**Task statement**
Find the string "title" in the data, then copy every line where it is found.

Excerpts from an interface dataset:

────────────────

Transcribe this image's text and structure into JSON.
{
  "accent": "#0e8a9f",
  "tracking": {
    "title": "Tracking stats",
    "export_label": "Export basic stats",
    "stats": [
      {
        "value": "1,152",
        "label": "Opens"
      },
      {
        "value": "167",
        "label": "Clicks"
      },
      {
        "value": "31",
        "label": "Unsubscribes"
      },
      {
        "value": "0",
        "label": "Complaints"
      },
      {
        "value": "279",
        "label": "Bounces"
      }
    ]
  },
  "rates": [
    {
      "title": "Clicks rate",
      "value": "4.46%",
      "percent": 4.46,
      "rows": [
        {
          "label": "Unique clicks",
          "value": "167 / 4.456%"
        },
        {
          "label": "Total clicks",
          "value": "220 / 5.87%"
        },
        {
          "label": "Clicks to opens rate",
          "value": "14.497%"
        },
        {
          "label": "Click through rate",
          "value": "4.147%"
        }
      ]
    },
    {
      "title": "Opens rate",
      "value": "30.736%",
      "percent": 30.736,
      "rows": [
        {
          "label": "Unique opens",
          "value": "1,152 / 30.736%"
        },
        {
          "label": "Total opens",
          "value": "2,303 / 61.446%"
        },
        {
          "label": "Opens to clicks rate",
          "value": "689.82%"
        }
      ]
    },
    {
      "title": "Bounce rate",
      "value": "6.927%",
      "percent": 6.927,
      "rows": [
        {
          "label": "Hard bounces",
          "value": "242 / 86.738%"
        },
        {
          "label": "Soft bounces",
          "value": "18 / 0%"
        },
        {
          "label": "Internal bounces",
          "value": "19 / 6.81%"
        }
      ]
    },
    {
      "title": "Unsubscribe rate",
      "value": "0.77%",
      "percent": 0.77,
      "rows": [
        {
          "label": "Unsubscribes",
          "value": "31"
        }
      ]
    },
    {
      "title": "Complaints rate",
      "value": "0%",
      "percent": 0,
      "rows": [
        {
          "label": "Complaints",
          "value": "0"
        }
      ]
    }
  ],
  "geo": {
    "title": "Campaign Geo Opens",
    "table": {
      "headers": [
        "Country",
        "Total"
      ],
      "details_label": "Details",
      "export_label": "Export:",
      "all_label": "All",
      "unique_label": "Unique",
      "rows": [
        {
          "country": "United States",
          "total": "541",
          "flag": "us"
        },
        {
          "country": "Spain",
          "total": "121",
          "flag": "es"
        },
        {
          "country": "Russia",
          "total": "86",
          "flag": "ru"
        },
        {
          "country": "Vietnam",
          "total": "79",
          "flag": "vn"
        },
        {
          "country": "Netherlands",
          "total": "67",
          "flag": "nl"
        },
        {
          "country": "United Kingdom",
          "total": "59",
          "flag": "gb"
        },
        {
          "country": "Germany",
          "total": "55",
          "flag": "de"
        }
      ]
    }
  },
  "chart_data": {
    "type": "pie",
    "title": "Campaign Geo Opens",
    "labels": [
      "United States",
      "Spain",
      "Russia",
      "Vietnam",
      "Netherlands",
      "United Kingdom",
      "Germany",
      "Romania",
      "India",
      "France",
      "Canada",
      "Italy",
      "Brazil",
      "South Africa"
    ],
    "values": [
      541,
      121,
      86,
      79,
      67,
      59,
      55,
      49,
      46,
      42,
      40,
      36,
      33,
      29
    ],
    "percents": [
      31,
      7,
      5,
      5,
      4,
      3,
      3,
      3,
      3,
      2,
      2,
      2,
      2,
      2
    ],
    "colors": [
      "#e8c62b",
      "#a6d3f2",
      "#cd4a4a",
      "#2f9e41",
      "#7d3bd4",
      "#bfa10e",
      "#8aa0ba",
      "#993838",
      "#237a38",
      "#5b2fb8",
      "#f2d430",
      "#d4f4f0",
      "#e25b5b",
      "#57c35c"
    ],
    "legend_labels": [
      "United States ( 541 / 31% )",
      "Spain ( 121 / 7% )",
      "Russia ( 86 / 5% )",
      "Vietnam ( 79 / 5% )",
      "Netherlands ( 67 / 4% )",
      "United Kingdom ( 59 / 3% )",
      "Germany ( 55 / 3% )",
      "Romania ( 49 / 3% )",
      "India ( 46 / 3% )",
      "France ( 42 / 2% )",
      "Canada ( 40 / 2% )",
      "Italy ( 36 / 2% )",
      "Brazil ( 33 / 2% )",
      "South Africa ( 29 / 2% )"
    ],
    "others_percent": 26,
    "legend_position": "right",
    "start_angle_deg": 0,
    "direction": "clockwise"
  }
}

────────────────

**Response box**
    "title": "Tracking stats",
      "title": "Clicks rate",
      "title": "Opens rate",
      "title": "Bounce rate",
      "title": "Unsubscribe rate",
      "title": "Complaints rate",
    "title": "Campaign Geo Opens",
    "title": "Campaign Geo Opens",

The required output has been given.